There will be scope for the student to shape the research questions. Among those that may be explored are:

  • How did debates about co-ownership change over the period 1964-2015 and how relevant was the Partnership – as both a model and as an operational business – to those conversations?

  • How significant was the co-ownership model perceived to be to the commercial performance of JLP during this period?

  • To what extent did people see a connection between the democratic arrangements and the transfer of more knowledge and power to Partners?

  • How did increases in the size and complexity of the business affect attitudes to co-ownership, particularly among management?

  • How has the power, influence and knowledge wielded by the Council and other democratic bodies affected key management decisions?

  • How has the ‘John Lewis model’ been put to use outside the Partnership over this period and how do these uses relate to internal perceptions, narratives and beliefs?

While the primary output will be a doctoral thesis, this project aims to provide knowledge usable by the Partnership. To that end, the researcher will be offered the opportunity to contribute to a range of business-oriented activities, including identifying archival documents of value for training and development resources, delivering papers or presentations to groups of Partners involved in democratic bodies and senior managers and contributing to wider co-ownership debates with other businesses.
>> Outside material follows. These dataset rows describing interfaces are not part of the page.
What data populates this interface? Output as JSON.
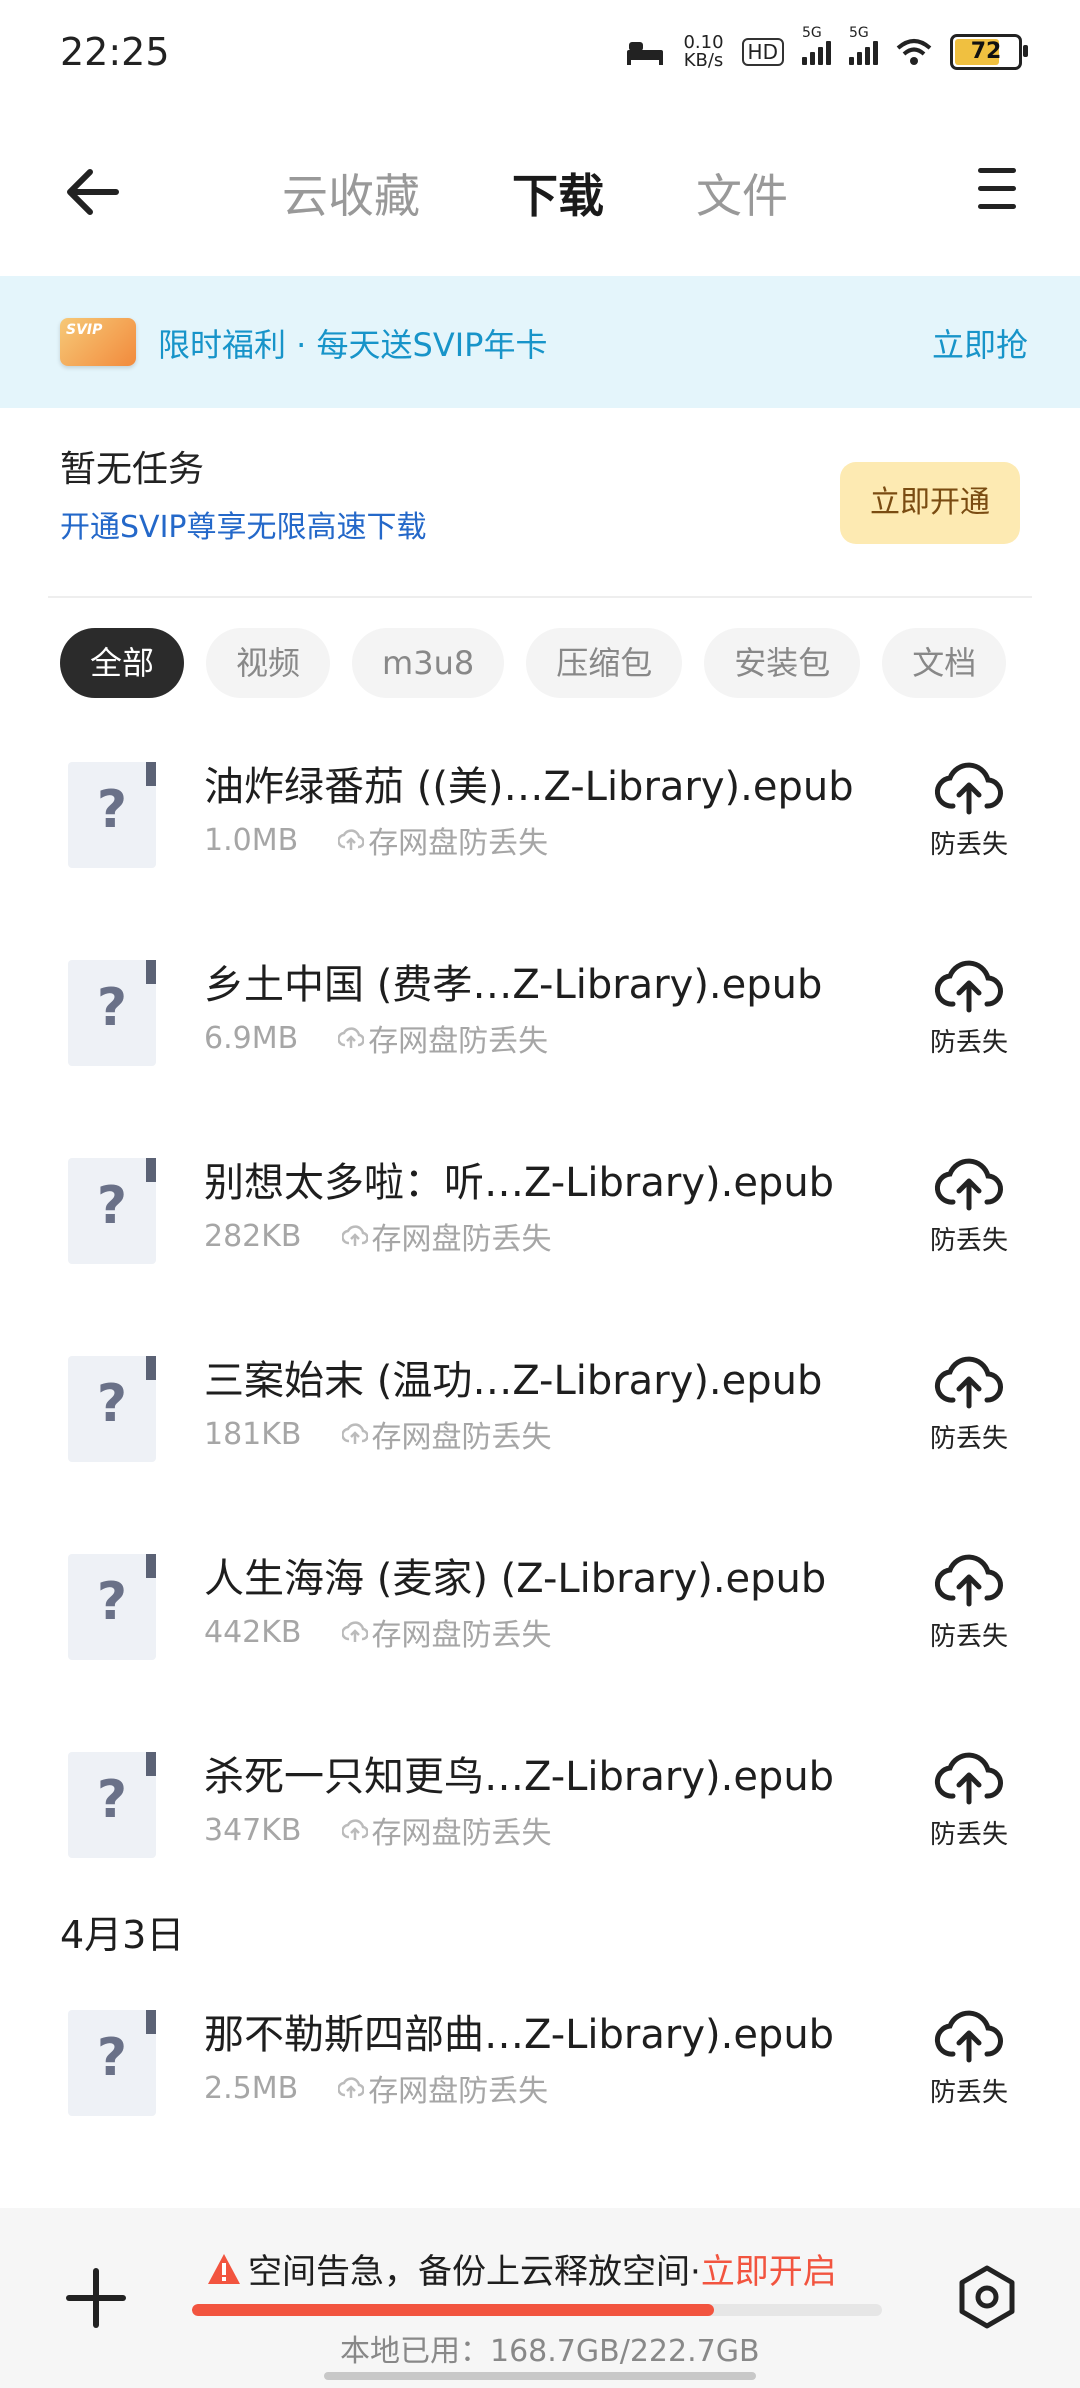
{
  "status": {
    "time": "22:25",
    "net_speed_value": "0.10",
    "net_speed_unit": "KB/s",
    "hd": "HD",
    "sim1": "5G",
    "sim2": "5G",
    "battery": "72"
  },
  "nav": {
    "tabs": [
      {
        "label": "云收藏"
      },
      {
        "label": "下载"
      },
      {
        "label": "文件"
      }
    ]
  },
  "banner": {
    "card_text": "SVIP",
    "text": "限时福利 · 每天送SVIP年卡",
    "action": "立即抢"
  },
  "notask": {
    "title": "暂无任务",
    "subtitle": "开通SVIP尊享无限高速下载",
    "button": "立即开通"
  },
  "filters": [
    "全部",
    "视频",
    "m3u8",
    "压缩包",
    "安装包",
    "文档"
  ],
  "files": [
    {
      "name": "油炸绿番茄 ((美)…Z-Library).epub",
      "size": "1.0MB",
      "hint": "存网盘防丢失",
      "action": "防丢失"
    },
    {
      "name": "乡土中国 (费孝…Z-Library).epub",
      "size": "6.9MB",
      "hint": "存网盘防丢失",
      "action": "防丢失"
    },
    {
      "name": "别想太多啦：听…Z-Library).epub",
      "size": "282KB",
      "hint": "存网盘防丢失",
      "action": "防丢失"
    },
    {
      "name": "三案始末 (温功…Z-Library).epub",
      "size": "181KB",
      "hint": "存网盘防丢失",
      "action": "防丢失"
    },
    {
      "name": "人生海海 (麦家) (Z-Library).epub",
      "size": "442KB",
      "hint": "存网盘防丢失",
      "action": "防丢失"
    },
    {
      "name": "杀死一只知更鸟…Z-Library).epub",
      "size": "347KB",
      "hint": "存网盘防丢失",
      "action": "防丢失"
    }
  ],
  "date_section": "4月3日",
  "files_older": [
    {
      "name": "那不勒斯四部曲…Z-Library).epub",
      "size": "2.5MB",
      "hint": "存网盘防丢失",
      "action": "防丢失"
    }
  ],
  "bottom": {
    "alert_text": "空间告急，备份上云释放空间·",
    "alert_action": "立即开启",
    "usage_text": "本地已用：168.7GB/222.7GB",
    "used_fraction": 0.757
  },
  "colors": {
    "accent_blue": "#1794c9",
    "link_blue": "#2468c9",
    "warning_red": "#f2543f",
    "vip_gold": "#fdeab2"
  }
}
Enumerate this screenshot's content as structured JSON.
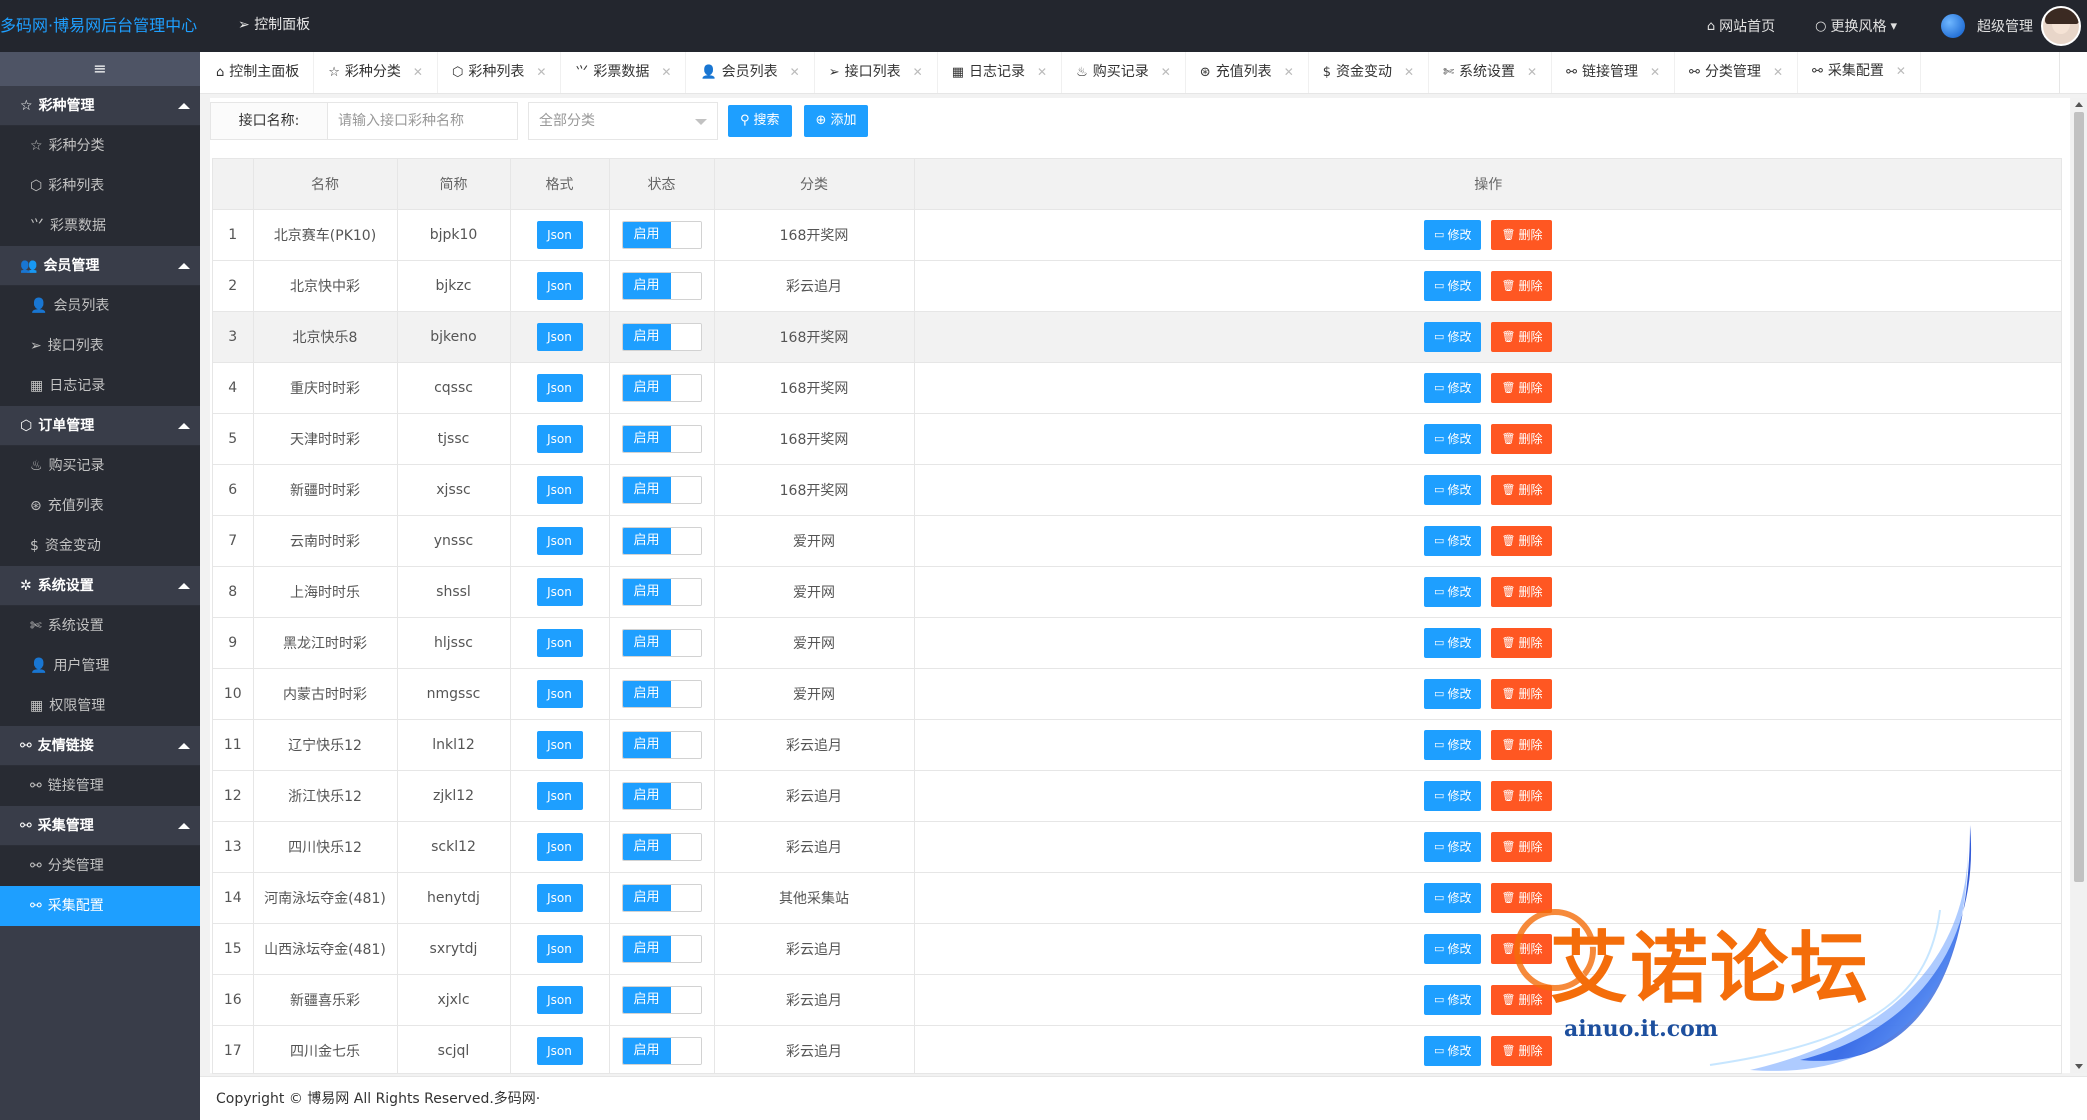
{
  "header": {
    "logo": "多码网·博易网后台管理中心",
    "control_panel": "控制面板",
    "site_home": "网站首页",
    "change_style": "更换风格",
    "admin_name": "超级管理"
  },
  "sidebar": {
    "toggle": "≡",
    "groups": [
      {
        "label": "彩种管理",
        "icon": "star-icon",
        "items": [
          {
            "label": "彩种分类",
            "icon": "star-icon"
          },
          {
            "label": "彩种列表",
            "icon": "cube-icon"
          },
          {
            "label": "彩票数据",
            "icon": "chart-icon"
          }
        ]
      },
      {
        "label": "会员管理",
        "icon": "users-icon",
        "items": [
          {
            "label": "会员列表",
            "icon": "user-icon"
          },
          {
            "label": "接口列表",
            "icon": "send-icon"
          },
          {
            "label": "日志记录",
            "icon": "calendar-icon"
          }
        ]
      },
      {
        "label": "订单管理",
        "icon": "cube-icon",
        "items": [
          {
            "label": "购买记录",
            "icon": "fire-icon"
          },
          {
            "label": "充值列表",
            "icon": "compass-icon"
          },
          {
            "label": "资金变动",
            "icon": "dollar-icon"
          }
        ]
      },
      {
        "label": "系统设置",
        "icon": "gear-icon",
        "items": [
          {
            "label": "系统设置",
            "icon": "tools-icon"
          },
          {
            "label": "用户管理",
            "icon": "user-icon"
          },
          {
            "label": "权限管理",
            "icon": "calendar-icon"
          }
        ]
      },
      {
        "label": "友情链接",
        "icon": "link-icon",
        "items": [
          {
            "label": "链接管理",
            "icon": "link-icon"
          }
        ]
      },
      {
        "label": "采集管理",
        "icon": "link-icon",
        "items": [
          {
            "label": "分类管理",
            "icon": "link-icon"
          },
          {
            "label": "采集配置",
            "icon": "link-icon",
            "active": true
          }
        ]
      }
    ]
  },
  "tabs": [
    {
      "label": "控制主面板",
      "icon": "home-icon",
      "closable": false
    },
    {
      "label": "彩种分类",
      "icon": "star-icon",
      "closable": true
    },
    {
      "label": "彩种列表",
      "icon": "cube-icon",
      "closable": true
    },
    {
      "label": "彩票数据",
      "icon": "chart-icon",
      "closable": true
    },
    {
      "label": "会员列表",
      "icon": "user-icon",
      "closable": true
    },
    {
      "label": "接口列表",
      "icon": "send-icon",
      "closable": true
    },
    {
      "label": "日志记录",
      "icon": "calendar-icon",
      "closable": true
    },
    {
      "label": "购买记录",
      "icon": "fire-icon",
      "closable": true
    },
    {
      "label": "充值列表",
      "icon": "compass-icon",
      "closable": true
    },
    {
      "label": "资金变动",
      "icon": "dollar-icon",
      "closable": true
    },
    {
      "label": "系统设置",
      "icon": "tools-icon",
      "closable": true
    },
    {
      "label": "链接管理",
      "icon": "link-icon",
      "closable": true
    },
    {
      "label": "分类管理",
      "icon": "link-icon",
      "closable": true
    },
    {
      "label": "采集配置",
      "icon": "link-icon",
      "closable": true,
      "active": true
    }
  ],
  "filter": {
    "label": "接口名称:",
    "placeholder": "请输入接口彩种名称",
    "select_value": "全部分类",
    "search_label": "搜索",
    "add_label": "添加"
  },
  "table": {
    "headers": [
      "",
      "名称",
      "简称",
      "格式",
      "状态",
      "分类",
      "操作"
    ],
    "edit_label": "修改",
    "delete_label": "删除",
    "rows": [
      {
        "id": "1",
        "name": "北京赛车(PK10)",
        "code": "bjpk10",
        "format": "Json",
        "status": "启用",
        "category": "168开奖网"
      },
      {
        "id": "2",
        "name": "北京快中彩",
        "code": "bjkzc",
        "format": "Json",
        "status": "启用",
        "category": "彩云追月"
      },
      {
        "id": "3",
        "name": "北京快乐8",
        "code": "bjkeno",
        "format": "Json",
        "status": "启用",
        "category": "168开奖网",
        "highlight": true
      },
      {
        "id": "4",
        "name": "重庆时时彩",
        "code": "cqssc",
        "format": "Json",
        "status": "启用",
        "category": "168开奖网"
      },
      {
        "id": "5",
        "name": "天津时时彩",
        "code": "tjssc",
        "format": "Json",
        "status": "启用",
        "category": "168开奖网"
      },
      {
        "id": "6",
        "name": "新疆时时彩",
        "code": "xjssc",
        "format": "Json",
        "status": "启用",
        "category": "168开奖网"
      },
      {
        "id": "7",
        "name": "云南时时彩",
        "code": "ynssc",
        "format": "Json",
        "status": "启用",
        "category": "爱开网"
      },
      {
        "id": "8",
        "name": "上海时时乐",
        "code": "shssl",
        "format": "Json",
        "status": "启用",
        "category": "爱开网"
      },
      {
        "id": "9",
        "name": "黑龙江时时彩",
        "code": "hljssc",
        "format": "Json",
        "status": "启用",
        "category": "爱开网"
      },
      {
        "id": "10",
        "name": "内蒙古时时彩",
        "code": "nmgssc",
        "format": "Json",
        "status": "启用",
        "category": "爱开网"
      },
      {
        "id": "11",
        "name": "辽宁快乐12",
        "code": "lnkl12",
        "format": "Json",
        "status": "启用",
        "category": "彩云追月"
      },
      {
        "id": "12",
        "name": "浙江快乐12",
        "code": "zjkl12",
        "format": "Json",
        "status": "启用",
        "category": "彩云追月"
      },
      {
        "id": "13",
        "name": "四川快乐12",
        "code": "sckl12",
        "format": "Json",
        "status": "启用",
        "category": "彩云追月"
      },
      {
        "id": "14",
        "name": "河南泳坛夺金(481)",
        "code": "henytdj",
        "format": "Json",
        "status": "启用",
        "category": "其他采集站"
      },
      {
        "id": "15",
        "name": "山西泳坛夺金(481)",
        "code": "sxrytdj",
        "format": "Json",
        "status": "启用",
        "category": "彩云追月"
      },
      {
        "id": "16",
        "name": "新疆喜乐彩",
        "code": "xjxlc",
        "format": "Json",
        "status": "启用",
        "category": "彩云追月"
      },
      {
        "id": "17",
        "name": "四川金七乐",
        "code": "scjql",
        "format": "Json",
        "status": "启用",
        "category": "彩云追月"
      }
    ]
  },
  "footer": {
    "text": "Copyright © 博易网 All Rights Reserved.多码网·"
  },
  "watermark": {
    "text": "艾诺论坛",
    "url": "ainuo.it.com"
  },
  "colors": {
    "primary": "#1e9fff",
    "danger": "#ff5722",
    "sidebar": "#393d49",
    "header": "#23262e"
  }
}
The successful candidate will have access to the full suite of professional development courses available to postgraduate research students through the University’s Proficio programme, as well as to funding for external courses (such as oral history methods) where needed. The Heritage Centre team will provide the training and support needed for using the company archives and a laptop for the duration of study. Accommodation at the Odney Club – a Partnership property adjacent to the Heritage Centre – for visits to the archive and any costs related to business meetings and events will also be covered by JLP.

The supervisory team will be Alix Green and Matthew Grant from the University of Essex and Judy Faraday, JLP Heritage Services Manager. The CDA student will be joining an active, supportive and genuinely collaborative research team. Green and Faraday have been collaborating successfully for six years; the overarching aim of their work – to which this project will contribute – is to demonstrate the value of archival collections, not just as repositories and providers of marketable ‘heritage’ but as resources that can offer evidence and insight for the present and future conduct of business. We welcome applications from candidates of any academic or professional background able to demonstrate their capability and preparedness for this research.

The candidate:

Candidates will usually have a good honours degree (2:1 or above) and a relevant Master’s degree, with at least one of these being in the discipline of History. Candidates with practice-based postgraduate degrees such as Archive Science, or with equivalent professional experience are also welcome to apply.

In addition, candidates should have a good knowledge of the post-war period in Britain and experience of conducting archival research.

As a collaborative project with the John Lewis Partnership, the researcher will be working closely with the Heritage Centre and engage with Partners in other parts of the business. Prospective students should therefore be interested in developing the ‘applied’ aspects of their research  and learning about the Partnership as an active business.

How to apply

Applications for this studentship must be made via the University of Essex application form  

Terms and conditions

The studentship is subject to UKRI eligibility criteria, and will cover home or EU fees and stipend at UKRI rates for a maximum of four years full-time, or eight years part-time study, subject to institutional regulations.

Informal Enquiries

Informal enquiries about this collaborative project can be sent to Dr Alix Green

From an Experiment in Industrial Democracy to Driving the Difference: The John Lewis Partnership Co-ownership model 1964 - 2014